by the CFTC’s Division of Market Oversight, futures traded through
the foreign entities (listed below) receiving No Action Letters from the
CFTC eligible for Section 1256 60/40 tax treatment, pursuant to the analysis
MEFF AIAF SENAF Holding de Mercados Financieros S.A. (MEFF) Madrid and
Bourse de Montreal, Inc. Montreal, Quebec, Canada
London Metal Exchange Limited. (LME) London, U.K.
Eurex Zurich. (Eurex CH) Zurich, Switzerland
OM London Exchange Limited. (OM) London, U.K.
Hong Kong Futures Exchange Ltd. (HKFE) Hong Kong, China
International Petroleum Exchange of London Limited. (IPE) London, U.K.
Eurex Deutschland. (Eurex) Frankfurt, Germany
SFE Corporation Ltd. Sydney, Australia and Auckland, New Zealand
Euronext Paris. Paris, France
London International Financial Futures and Options Exchange (LIFFE). London,
Here is a follow up comment from GreenTraderTax
Note that although I am sympathetic to the argument that any foreign
board or exchange that has received notification from the CFTC under Rule
30.10 is a qualified board or exchange under Section 1256(g), the IRS
has not ruled on this.
The 1993 Johnson TC Memo case cited on our website holds that the London
exchange was a board or exchange, under prior law dealing with the definition
of a capital asset and holding periods, former Section 1222.
The court did not hold that the London exchange was a qualified board
or exchange under Section 1256(g), as the case's facts arose before the
enactment of Section 1256. Therefore, while Johnson is favorable, there
is still a gap, as our website makes clear.
Should an aggressive taxpayer conclude that the gap should be filled in
by default? Our websiste certainly gives fair disclosure, and leaves it
up to the taxpayer. Certainly, I think that there is a reasonable basis
for a return position. The IRS itself has acted recently to extend these

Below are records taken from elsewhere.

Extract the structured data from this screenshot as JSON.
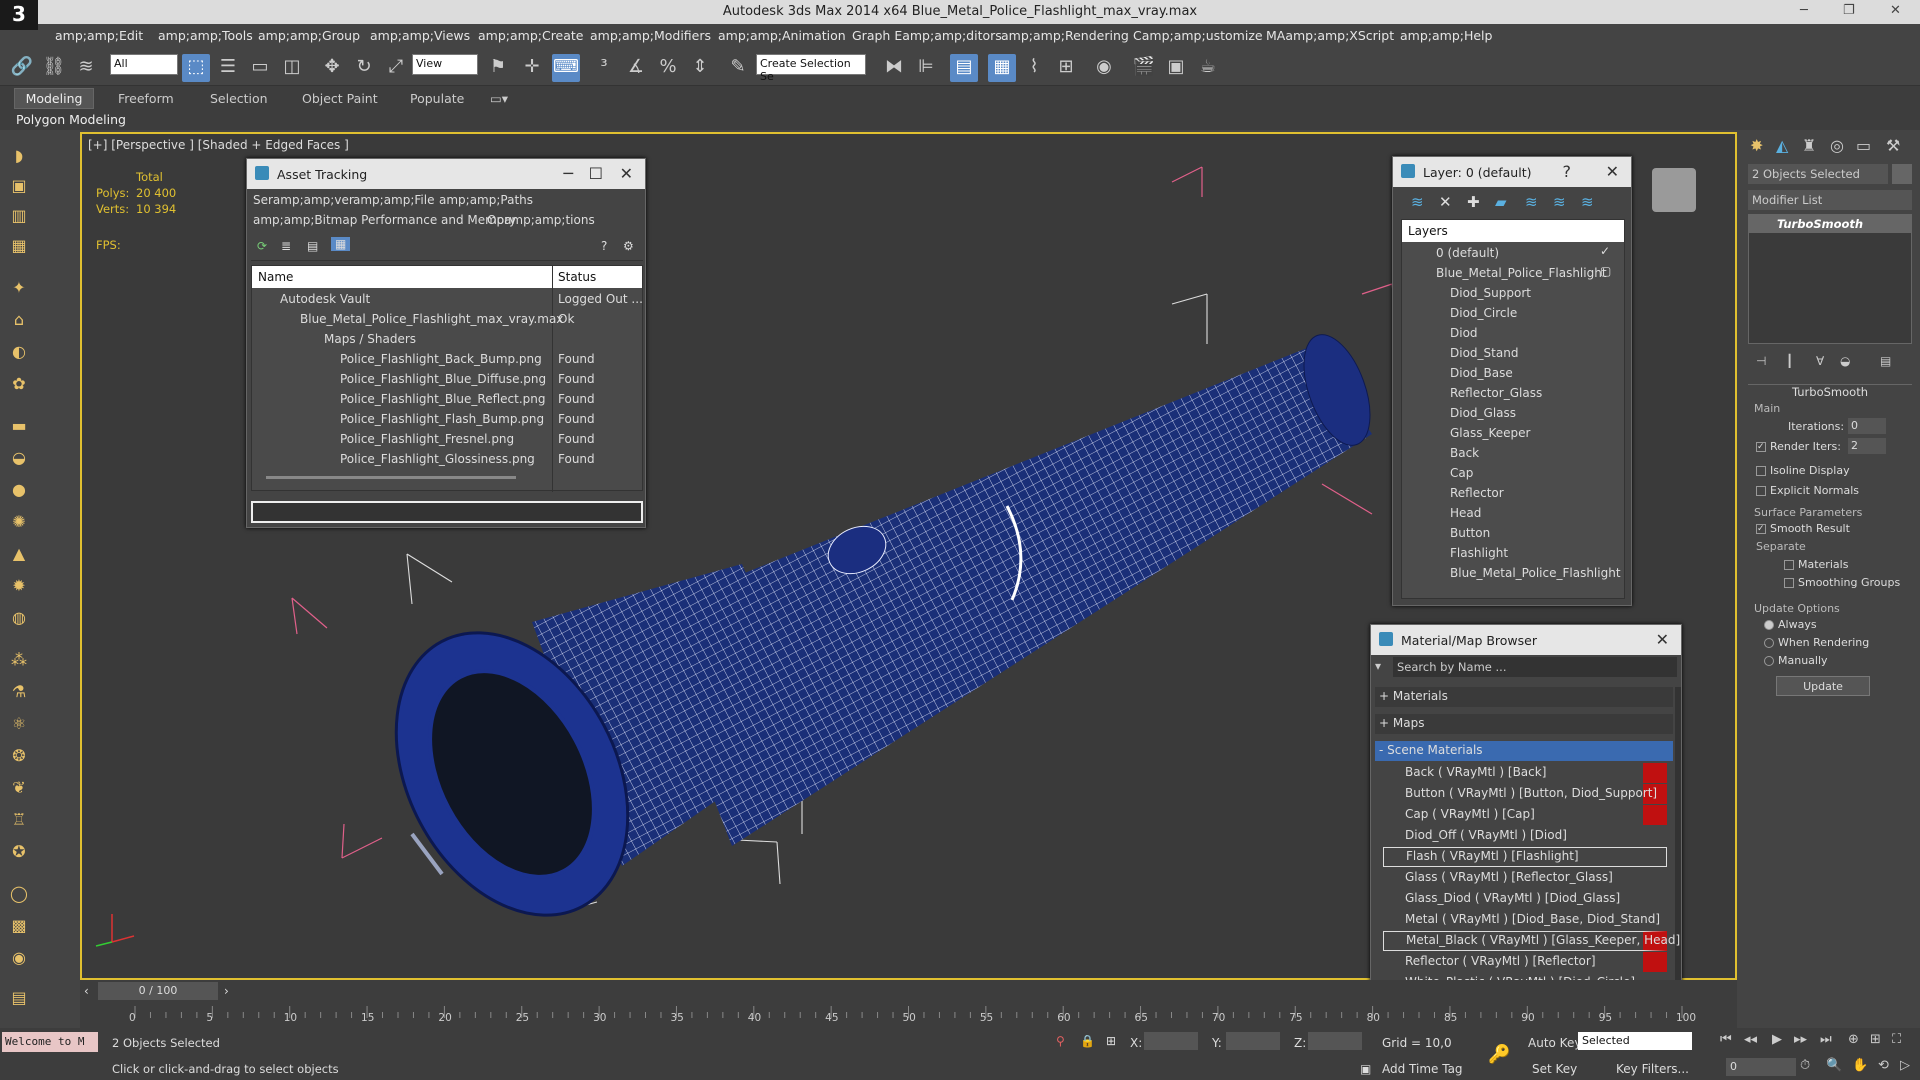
{
  "window": {
    "title": "Autodesk 3ds Max  2014 x64      Blue_Metal_Police_Flashlight_max_vray.max"
  },
  "menu": [
    "amp;amp;Edit",
    "amp;amp;Tools",
    "amp;amp;Group",
    "amp;amp;Views",
    "amp;amp;Create",
    "amp;amp;Modifiers",
    "amp;amp;Animation",
    "Graph Eamp;amp;ditors",
    "amp;amp;Rendering",
    "Camp;amp;ustomize",
    "MAamp;amp;XScript",
    "amp;amp;Help"
  ],
  "toolbar": {
    "filter": "All",
    "refcoord": "View",
    "selset": "Create Selection Se"
  },
  "ribbon": {
    "tabs": [
      "Modeling",
      "Freeform",
      "Selection",
      "Object Paint",
      "Populate"
    ],
    "sub": "Polygon Modeling"
  },
  "viewport": {
    "label": "[+] [Perspective ] [Shaded + Edged Faces ]",
    "total": "Total",
    "polys_label": "Polys:",
    "polys": "20 400",
    "verts_label": "Verts:",
    "verts": "10 394",
    "fps": "FPS:"
  },
  "asset": {
    "title": "Asset Tracking",
    "menu1": [
      "Seramp;amp;ver",
      "amp;amp;File",
      "amp;amp;Paths"
    ],
    "menu2": [
      "amp;amp;Bitmap Performance and Memory",
      "Opamp;amp;tions"
    ],
    "col_name": "Name",
    "col_status": "Status",
    "rows": [
      {
        "name": "Autodesk Vault",
        "status": "Logged Out ..."
      },
      {
        "name": "Blue_Metal_Police_Flashlight_max_vray.max",
        "status": "Ok"
      },
      {
        "name": "Maps / Shaders",
        "status": ""
      },
      {
        "name": "Police_Flashlight_Back_Bump.png",
        "status": "Found"
      },
      {
        "name": "Police_Flashlight_Blue_Diffuse.png",
        "status": "Found"
      },
      {
        "name": "Police_Flashlight_Blue_Reflect.png",
        "status": "Found"
      },
      {
        "name": "Police_Flashlight_Flash_Bump.png",
        "status": "Found"
      },
      {
        "name": "Police_Flashlight_Fresnel.png",
        "status": "Found"
      },
      {
        "name": "Police_Flashlight_Glossiness.png",
        "status": "Found"
      }
    ]
  },
  "layer": {
    "title": "Layer: 0 (default)",
    "header": "Layers",
    "items": [
      "0 (default)",
      "Blue_Metal_Police_Flashlight",
      "Diod_Support",
      "Diod_Circle",
      "Diod",
      "Diod_Stand",
      "Diod_Base",
      "Reflector_Glass",
      "Diod_Glass",
      "Glass_Keeper",
      "Back",
      "Cap",
      "Reflector",
      "Head",
      "Button",
      "Flashlight",
      "Blue_Metal_Police_Flashlight"
    ]
  },
  "matbrowser": {
    "title": "Material/Map Browser",
    "search": "Search by Name ...",
    "sections": [
      "+ Materials",
      "+ Maps",
      "- Scene Materials"
    ],
    "mats": [
      "Back  ( VRayMtl )  [Back]",
      "Button  ( VRayMtl )  [Button, Diod_Support]",
      "Cap  ( VRayMtl )  [Cap]",
      "Diod_Off  ( VRayMtl )  [Diod]",
      "Flash  ( VRayMtl )  [Flashlight]",
      "Glass  ( VRayMtl )  [Reflector_Glass]",
      "Glass_Diod  ( VRayMtl )  [Diod_Glass]",
      "Metal  ( VRayMtl )  [Diod_Base, Diod_Stand]",
      "Metal_Black  ( VRayMtl )  [Glass_Keeper, Head]",
      "Reflector  ( VRayMtl )  [Reflector]",
      "White_Plastic  ( VRayMtl )  [Diod_Circle]"
    ]
  },
  "cmd": {
    "selected": "2 Objects Selected",
    "modlist": "Modifier List",
    "modifier": "TurboSmooth",
    "rollout": "TurboSmooth",
    "main": "Main",
    "iter_label": "Iterations:",
    "iter": "0",
    "render_label": "Render Iters:",
    "render": "2",
    "isoline": "Isoline Display",
    "explicit": "Explicit Normals",
    "surface": "Surface Parameters",
    "smooth": "Smooth Result",
    "separate": "Separate",
    "materials": "Materials",
    "smgroups": "Smoothing Groups",
    "update_opts": "Update Options",
    "always": "Always",
    "when": "When Rendering",
    "manually": "Manually",
    "update": "Update"
  },
  "timeline": {
    "frame": "0 / 100",
    "ticks": [
      "0",
      "5",
      "10",
      "15",
      "20",
      "25",
      "30",
      "35",
      "40",
      "45",
      "50",
      "55",
      "60",
      "65",
      "70",
      "75",
      "80",
      "85",
      "90",
      "95",
      "100"
    ]
  },
  "status": {
    "welcome": "Welcome to M",
    "selected": "2 Objects Selected",
    "prompt": "Click or click-and-drag to select objects",
    "x": "X:",
    "y": "Y:",
    "z": "Z:",
    "grid": "Grid = 10,0",
    "addtime": "Add Time Tag",
    "autokey": "Auto Key",
    "setkey": "Set Key",
    "keymode": "Selected",
    "keyfilters": "Key Filters...",
    "frame": "0"
  }
}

interstitial gaps, in the area of "foreign currency contracts"
by arguing that the term includes not just interbank traded forwards,
but other OTC forex contracts as well.